» Records provided
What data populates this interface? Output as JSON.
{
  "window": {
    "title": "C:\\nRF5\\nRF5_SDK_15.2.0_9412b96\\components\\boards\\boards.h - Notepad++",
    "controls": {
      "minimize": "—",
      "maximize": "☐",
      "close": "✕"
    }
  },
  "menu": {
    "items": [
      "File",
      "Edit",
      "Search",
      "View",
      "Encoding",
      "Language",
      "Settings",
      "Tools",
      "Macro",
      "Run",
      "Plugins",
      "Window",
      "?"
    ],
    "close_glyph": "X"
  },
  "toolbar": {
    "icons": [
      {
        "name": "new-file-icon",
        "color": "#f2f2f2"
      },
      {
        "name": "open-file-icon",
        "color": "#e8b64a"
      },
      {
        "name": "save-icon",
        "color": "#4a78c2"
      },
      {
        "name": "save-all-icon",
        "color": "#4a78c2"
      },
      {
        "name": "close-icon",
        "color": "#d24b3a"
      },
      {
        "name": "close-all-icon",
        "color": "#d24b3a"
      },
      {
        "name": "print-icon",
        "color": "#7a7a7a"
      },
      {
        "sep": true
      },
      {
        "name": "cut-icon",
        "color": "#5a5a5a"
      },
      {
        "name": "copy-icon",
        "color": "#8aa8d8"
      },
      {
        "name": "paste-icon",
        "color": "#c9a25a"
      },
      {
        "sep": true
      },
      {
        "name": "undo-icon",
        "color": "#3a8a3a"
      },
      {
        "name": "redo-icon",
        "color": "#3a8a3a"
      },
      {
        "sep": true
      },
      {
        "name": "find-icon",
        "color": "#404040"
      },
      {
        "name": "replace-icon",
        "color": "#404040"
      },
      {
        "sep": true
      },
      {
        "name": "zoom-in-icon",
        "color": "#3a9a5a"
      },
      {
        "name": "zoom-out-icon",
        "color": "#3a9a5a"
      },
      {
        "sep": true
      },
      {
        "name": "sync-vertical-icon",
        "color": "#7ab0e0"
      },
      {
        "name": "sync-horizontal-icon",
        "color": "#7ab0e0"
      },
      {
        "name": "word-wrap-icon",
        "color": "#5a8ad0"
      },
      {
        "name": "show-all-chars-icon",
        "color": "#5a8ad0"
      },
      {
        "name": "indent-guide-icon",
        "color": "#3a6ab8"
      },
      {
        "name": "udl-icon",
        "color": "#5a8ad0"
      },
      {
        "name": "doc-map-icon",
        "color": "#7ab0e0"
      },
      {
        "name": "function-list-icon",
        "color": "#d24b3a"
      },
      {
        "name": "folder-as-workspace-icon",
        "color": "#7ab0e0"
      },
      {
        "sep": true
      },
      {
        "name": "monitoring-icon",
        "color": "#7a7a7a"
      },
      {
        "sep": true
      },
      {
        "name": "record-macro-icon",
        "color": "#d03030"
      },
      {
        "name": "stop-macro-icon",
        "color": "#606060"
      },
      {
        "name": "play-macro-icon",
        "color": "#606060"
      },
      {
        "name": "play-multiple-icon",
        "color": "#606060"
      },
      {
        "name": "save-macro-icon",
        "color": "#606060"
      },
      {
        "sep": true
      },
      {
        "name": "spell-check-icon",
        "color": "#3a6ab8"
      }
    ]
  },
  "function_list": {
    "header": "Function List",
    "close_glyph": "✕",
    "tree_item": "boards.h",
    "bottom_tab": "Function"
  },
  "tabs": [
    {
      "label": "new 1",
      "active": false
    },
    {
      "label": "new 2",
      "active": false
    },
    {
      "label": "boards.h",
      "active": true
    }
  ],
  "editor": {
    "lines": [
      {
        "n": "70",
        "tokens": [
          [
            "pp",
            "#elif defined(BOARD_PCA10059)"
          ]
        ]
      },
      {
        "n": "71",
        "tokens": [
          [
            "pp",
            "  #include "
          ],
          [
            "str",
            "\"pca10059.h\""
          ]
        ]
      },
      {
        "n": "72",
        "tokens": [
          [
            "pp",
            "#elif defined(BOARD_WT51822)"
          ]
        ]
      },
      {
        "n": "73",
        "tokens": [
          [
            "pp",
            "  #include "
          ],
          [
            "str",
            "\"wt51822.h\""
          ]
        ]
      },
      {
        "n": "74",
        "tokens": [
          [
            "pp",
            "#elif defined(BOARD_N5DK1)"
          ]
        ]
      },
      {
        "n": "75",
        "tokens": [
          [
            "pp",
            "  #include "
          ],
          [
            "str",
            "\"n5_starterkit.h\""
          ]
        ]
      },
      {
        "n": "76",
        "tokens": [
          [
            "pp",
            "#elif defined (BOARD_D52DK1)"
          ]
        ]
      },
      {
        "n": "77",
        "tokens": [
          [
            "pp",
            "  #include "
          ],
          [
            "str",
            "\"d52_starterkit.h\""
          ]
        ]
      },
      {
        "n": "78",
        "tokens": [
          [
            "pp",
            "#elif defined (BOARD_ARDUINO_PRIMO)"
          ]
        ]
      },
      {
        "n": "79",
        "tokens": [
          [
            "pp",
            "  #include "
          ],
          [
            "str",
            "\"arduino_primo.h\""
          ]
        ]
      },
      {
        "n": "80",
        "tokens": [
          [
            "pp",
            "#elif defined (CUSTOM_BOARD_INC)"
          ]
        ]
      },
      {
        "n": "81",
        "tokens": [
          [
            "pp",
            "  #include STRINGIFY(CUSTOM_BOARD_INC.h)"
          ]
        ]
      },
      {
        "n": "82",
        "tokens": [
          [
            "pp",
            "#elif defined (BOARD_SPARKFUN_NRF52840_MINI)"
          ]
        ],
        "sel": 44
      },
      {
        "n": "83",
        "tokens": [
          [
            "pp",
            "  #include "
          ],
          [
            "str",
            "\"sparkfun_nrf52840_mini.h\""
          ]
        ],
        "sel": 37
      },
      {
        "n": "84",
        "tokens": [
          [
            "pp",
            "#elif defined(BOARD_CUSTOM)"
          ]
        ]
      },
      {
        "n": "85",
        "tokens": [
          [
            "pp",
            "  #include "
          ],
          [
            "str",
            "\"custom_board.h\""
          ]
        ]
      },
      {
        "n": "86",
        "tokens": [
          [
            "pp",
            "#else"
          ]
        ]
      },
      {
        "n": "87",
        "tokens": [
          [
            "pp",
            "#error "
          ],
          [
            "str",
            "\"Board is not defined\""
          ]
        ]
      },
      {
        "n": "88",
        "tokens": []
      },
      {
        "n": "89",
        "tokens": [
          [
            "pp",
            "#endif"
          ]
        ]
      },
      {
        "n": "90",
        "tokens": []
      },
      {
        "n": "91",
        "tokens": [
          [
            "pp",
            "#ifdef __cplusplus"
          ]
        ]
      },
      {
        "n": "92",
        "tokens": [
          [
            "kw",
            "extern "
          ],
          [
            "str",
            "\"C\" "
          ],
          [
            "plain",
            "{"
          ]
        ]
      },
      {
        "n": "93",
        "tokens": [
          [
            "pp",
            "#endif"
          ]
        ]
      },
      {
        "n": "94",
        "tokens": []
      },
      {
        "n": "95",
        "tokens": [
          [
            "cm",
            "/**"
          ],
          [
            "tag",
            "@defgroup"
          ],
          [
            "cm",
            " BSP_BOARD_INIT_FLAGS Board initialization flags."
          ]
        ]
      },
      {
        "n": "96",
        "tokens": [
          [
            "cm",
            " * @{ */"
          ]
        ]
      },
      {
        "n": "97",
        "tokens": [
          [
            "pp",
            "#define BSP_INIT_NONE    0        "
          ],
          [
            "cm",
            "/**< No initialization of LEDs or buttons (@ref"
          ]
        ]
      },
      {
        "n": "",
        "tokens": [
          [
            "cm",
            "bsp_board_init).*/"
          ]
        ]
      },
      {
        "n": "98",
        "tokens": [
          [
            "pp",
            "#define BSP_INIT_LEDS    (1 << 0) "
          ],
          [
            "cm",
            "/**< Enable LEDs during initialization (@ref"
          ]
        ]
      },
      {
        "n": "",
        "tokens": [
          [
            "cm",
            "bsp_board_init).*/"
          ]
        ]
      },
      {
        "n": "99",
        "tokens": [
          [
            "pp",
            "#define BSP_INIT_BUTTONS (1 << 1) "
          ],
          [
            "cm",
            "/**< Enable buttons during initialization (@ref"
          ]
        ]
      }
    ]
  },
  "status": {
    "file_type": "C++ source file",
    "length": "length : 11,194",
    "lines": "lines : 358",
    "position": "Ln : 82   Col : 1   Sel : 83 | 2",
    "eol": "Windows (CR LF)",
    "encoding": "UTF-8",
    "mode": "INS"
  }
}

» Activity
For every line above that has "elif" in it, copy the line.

» Reply to the exercise
            "#elif defined(BOARD_PCA10059)"
            "#elif defined(BOARD_WT51822)"
            "#elif defined(BOARD_N5DK1)"
            "#elif defined (BOARD_D52DK1)"
            "#elif defined (BOARD_ARDUINO_PRIMO)"
            "#elif defined (CUSTOM_BOARD_INC)"
            "#elif defined (BOARD_SPARKFUN_NRF52840_MINI)"
            "#elif defined(BOARD_CUSTOM)"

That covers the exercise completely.